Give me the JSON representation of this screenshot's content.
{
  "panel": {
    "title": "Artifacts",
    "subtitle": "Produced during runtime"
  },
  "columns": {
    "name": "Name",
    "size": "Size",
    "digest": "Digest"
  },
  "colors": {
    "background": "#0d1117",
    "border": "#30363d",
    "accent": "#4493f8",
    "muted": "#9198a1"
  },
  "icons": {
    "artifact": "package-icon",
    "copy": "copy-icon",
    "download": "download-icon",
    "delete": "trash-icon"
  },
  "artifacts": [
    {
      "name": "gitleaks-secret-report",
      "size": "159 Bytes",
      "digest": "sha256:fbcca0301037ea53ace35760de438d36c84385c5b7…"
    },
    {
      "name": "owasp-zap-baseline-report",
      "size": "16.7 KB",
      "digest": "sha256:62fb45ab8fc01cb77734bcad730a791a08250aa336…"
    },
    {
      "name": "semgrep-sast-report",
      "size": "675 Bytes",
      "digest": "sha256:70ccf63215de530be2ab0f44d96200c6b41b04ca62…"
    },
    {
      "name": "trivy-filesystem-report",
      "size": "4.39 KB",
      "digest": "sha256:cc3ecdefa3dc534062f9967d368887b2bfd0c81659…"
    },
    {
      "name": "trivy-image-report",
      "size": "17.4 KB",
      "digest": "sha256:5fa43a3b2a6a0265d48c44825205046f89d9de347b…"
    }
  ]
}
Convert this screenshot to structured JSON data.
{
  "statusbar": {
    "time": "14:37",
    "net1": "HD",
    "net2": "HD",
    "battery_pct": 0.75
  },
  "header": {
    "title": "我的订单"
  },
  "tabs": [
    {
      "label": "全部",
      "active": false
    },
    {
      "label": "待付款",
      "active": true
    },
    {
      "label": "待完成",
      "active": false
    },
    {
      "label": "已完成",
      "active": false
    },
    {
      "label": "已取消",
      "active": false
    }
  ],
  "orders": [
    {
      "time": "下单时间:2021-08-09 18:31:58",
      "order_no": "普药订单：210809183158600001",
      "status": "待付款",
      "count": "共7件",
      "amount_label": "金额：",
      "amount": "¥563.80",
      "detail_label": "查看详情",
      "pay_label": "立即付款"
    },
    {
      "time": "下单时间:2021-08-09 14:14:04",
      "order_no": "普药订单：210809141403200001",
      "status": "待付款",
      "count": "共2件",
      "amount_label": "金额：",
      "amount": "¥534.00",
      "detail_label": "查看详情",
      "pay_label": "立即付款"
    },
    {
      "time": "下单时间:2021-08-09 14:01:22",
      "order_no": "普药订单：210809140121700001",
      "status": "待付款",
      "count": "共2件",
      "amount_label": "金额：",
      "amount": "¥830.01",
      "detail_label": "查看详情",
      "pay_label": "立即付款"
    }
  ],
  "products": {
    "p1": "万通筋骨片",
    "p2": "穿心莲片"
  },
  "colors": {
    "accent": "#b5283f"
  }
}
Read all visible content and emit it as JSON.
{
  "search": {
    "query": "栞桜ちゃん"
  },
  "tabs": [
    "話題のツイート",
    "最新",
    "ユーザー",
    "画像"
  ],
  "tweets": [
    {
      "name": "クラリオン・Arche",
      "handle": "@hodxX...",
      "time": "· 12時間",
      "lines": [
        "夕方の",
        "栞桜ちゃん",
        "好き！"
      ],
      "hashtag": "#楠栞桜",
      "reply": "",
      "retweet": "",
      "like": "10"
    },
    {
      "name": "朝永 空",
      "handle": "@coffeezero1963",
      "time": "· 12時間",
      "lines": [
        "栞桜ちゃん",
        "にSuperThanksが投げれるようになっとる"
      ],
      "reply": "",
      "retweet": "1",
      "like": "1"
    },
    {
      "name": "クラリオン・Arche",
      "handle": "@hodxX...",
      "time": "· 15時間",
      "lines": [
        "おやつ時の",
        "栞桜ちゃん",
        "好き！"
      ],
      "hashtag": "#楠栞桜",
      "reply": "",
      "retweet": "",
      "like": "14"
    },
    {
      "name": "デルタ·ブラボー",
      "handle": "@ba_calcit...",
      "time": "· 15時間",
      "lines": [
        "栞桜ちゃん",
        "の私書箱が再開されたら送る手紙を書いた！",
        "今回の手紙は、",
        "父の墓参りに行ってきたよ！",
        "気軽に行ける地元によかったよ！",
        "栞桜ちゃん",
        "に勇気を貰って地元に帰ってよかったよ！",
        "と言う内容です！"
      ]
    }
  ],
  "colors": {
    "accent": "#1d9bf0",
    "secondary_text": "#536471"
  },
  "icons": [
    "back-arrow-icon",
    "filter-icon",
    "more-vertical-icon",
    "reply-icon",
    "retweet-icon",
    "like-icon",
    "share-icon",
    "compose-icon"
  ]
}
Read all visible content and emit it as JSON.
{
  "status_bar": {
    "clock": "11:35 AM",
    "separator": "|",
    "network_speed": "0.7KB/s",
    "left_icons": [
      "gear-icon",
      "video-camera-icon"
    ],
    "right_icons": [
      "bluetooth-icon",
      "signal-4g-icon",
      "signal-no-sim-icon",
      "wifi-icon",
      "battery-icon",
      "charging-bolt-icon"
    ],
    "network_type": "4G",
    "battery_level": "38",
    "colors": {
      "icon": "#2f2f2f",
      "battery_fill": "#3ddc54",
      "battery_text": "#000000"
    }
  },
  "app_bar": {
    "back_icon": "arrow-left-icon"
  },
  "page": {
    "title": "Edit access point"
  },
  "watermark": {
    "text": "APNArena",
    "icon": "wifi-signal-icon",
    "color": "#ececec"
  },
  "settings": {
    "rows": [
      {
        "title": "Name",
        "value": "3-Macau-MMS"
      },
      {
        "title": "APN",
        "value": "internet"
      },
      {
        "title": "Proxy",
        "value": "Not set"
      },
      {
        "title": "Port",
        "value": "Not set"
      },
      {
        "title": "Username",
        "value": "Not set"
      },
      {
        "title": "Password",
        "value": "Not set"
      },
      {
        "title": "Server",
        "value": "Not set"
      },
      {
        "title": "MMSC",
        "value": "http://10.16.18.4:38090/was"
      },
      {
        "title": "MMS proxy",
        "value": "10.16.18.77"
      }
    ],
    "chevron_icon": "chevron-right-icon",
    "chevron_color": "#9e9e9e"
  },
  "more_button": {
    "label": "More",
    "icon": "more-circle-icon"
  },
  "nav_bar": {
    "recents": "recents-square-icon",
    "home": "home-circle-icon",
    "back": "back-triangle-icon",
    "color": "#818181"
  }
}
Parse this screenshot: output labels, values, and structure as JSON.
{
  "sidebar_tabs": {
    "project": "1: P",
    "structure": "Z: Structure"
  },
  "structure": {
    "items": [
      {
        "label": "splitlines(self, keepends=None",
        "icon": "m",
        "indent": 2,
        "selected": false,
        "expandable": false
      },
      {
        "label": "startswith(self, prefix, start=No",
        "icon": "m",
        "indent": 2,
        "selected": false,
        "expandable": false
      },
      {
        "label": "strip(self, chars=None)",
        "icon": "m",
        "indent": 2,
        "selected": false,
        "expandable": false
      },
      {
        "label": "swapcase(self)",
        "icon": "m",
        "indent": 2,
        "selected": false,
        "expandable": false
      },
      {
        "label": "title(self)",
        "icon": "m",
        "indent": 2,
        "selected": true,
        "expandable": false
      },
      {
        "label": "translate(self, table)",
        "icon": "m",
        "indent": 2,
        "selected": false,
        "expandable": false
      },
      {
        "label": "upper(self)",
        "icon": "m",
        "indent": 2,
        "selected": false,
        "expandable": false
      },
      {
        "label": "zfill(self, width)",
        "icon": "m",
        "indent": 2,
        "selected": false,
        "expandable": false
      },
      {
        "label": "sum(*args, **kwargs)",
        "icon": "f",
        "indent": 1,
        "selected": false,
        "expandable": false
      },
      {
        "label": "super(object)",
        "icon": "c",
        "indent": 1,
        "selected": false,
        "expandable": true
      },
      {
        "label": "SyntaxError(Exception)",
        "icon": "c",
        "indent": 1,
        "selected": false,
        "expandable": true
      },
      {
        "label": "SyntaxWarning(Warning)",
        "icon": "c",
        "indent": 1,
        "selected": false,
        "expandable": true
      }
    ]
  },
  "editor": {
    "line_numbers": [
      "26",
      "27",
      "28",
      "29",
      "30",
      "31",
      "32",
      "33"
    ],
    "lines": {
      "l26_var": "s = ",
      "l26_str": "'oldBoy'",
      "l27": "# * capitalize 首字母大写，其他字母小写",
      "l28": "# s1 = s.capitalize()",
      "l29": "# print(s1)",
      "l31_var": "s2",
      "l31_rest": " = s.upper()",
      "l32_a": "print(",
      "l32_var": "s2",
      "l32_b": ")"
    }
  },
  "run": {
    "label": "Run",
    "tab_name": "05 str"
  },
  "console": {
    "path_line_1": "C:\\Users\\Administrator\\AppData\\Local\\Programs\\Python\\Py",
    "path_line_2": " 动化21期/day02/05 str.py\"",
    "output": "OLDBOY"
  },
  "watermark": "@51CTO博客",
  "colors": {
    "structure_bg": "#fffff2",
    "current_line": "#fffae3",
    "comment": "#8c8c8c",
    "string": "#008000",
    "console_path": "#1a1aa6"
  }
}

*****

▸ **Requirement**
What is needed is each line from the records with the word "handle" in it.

▸ **Exercise solution**
      "handle": "@hodxX...",
      "handle": "@coffeezero1963",
      "handle": "@hodxX...",
      "handle": "@ba_calcit...",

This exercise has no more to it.